ASSIGNMENT: Please copy all of the records exactly, leaving nothing out.

Data about app and page elements:
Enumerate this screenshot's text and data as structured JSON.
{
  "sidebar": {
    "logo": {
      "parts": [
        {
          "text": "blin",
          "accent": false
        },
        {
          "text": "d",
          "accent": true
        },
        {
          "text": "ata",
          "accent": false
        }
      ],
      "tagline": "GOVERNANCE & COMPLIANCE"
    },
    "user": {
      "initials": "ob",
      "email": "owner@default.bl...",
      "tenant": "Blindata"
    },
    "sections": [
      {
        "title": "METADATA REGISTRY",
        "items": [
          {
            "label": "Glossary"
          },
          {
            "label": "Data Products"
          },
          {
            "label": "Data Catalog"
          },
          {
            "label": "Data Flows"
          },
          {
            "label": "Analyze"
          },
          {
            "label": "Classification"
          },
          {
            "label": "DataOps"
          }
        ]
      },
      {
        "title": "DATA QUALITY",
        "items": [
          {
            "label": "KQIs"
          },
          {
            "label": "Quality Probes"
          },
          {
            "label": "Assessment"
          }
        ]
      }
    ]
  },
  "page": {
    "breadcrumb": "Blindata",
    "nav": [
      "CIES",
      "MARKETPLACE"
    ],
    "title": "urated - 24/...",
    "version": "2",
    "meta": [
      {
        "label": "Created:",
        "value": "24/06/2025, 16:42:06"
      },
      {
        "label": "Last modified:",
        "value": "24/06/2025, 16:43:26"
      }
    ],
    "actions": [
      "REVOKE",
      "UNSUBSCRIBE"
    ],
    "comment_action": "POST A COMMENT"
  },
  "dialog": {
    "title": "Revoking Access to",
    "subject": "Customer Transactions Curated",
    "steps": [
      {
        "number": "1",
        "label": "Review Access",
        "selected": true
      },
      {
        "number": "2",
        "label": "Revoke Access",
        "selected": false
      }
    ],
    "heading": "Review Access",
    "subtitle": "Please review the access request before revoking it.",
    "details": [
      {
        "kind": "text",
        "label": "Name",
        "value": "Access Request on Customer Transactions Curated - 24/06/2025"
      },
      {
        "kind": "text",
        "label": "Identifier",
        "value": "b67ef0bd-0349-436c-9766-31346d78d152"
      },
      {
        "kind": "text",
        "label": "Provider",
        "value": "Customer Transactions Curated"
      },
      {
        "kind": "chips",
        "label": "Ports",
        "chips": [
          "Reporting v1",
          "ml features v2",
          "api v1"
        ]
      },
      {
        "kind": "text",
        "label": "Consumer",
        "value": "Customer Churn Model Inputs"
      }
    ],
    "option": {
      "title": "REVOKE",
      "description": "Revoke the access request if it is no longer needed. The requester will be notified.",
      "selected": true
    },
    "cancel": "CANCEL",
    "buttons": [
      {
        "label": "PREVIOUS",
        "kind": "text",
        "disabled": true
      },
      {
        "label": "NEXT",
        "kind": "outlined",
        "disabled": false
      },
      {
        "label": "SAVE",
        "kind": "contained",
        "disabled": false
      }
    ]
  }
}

EXERCISE ANSWER:
Enumerate this screenshot's text and data as structured JSON.
{
  "sidebar": {
    "logo": {
      "parts": [
        {
          "text": "blin",
          "accent": false
        },
        {
          "text": "d",
          "accent": true
        },
        {
          "text": "ata",
          "accent": false
        }
      ],
      "tagline": "GOVERNANCE & COMPLIANCE"
    },
    "user": {
      "initials": "ob",
      "email": "owner@default.bl...",
      "tenant": "Blindata"
    },
    "sections": [
      {
        "title": "METADATA REGISTRY",
        "items": [
          {
            "label": "Glossary"
          },
          {
            "label": "Data Products"
          },
          {
            "label": "Data Catalog"
          },
          {
            "label": "Data Flows"
          },
          {
            "label": "Analyze"
          },
          {
            "label": "Classification"
          },
          {
            "label": "DataOps"
          }
        ]
      },
      {
        "title": "DATA QUALITY",
        "items": [
          {
            "label": "KQIs"
          },
          {
            "label": "Quality Probes"
          },
          {
            "label": "Assessment"
          }
        ]
      }
    ]
  },
  "page": {
    "breadcrumb": "Blindata",
    "nav": [
      "CIES",
      "MARKETPLACE"
    ],
    "title": "urated - 24/...",
    "version": "2",
    "meta": [
      {
        "label": "Created:",
        "value": "24/06/2025, 16:42:06"
      },
      {
        "label": "Last modified:",
        "value": "24/06/2025, 16:43:26"
      }
    ],
    "actions": [
      "REVOKE",
      "UNSUBSCRIBE"
    ],
    "comment_action": "POST A COMMENT"
  },
  "dialog": {
    "title": "Revoking Access to",
    "subject": "Customer Transactions Curated",
    "steps": [
      {
        "number": "1",
        "label": "Review Access",
        "selected": true
      },
      {
        "number": "2",
        "label": "Revoke Access",
        "selected": false
      }
    ],
    "heading": "Review Access",
    "subtitle": "Please review the access request before revoking it.",
    "details": [
      {
        "kind": "text",
        "label": "Name",
        "value": "Access Request on Customer Transactions Curated - 24/06/2025"
      },
      {
        "kind": "text",
        "label": "Identifier",
        "value": "b67ef0bd-0349-436c-9766-31346d78d152"
      },
      {
        "kind": "text",
        "label": "Provider",
        "value": "Customer Transactions Curated"
      },
      {
        "kind": "chips",
        "label": "Ports",
        "chips": [
          "Reporting v1",
          "ml features v2",
          "api v1"
        ]
      },
      {
        "kind": "text",
        "label": "Consumer",
        "value": "Customer Churn Model Inputs"
      }
    ],
    "option": {
      "title": "REVOKE",
      "description": "Revoke the access request if it is no longer needed. The requester will be notified.",
      "selected": true
    },
    "cancel": "CANCEL",
    "buttons": [
      {
        "label": "PREVIOUS",
        "kind": "text",
        "disabled": true
      },
      {
        "label": "NEXT",
        "kind": "outlined",
        "disabled": false
      },
      {
        "label": "SAVE",
        "kind": "contained",
        "disabled": false
      }
    ]
  }
}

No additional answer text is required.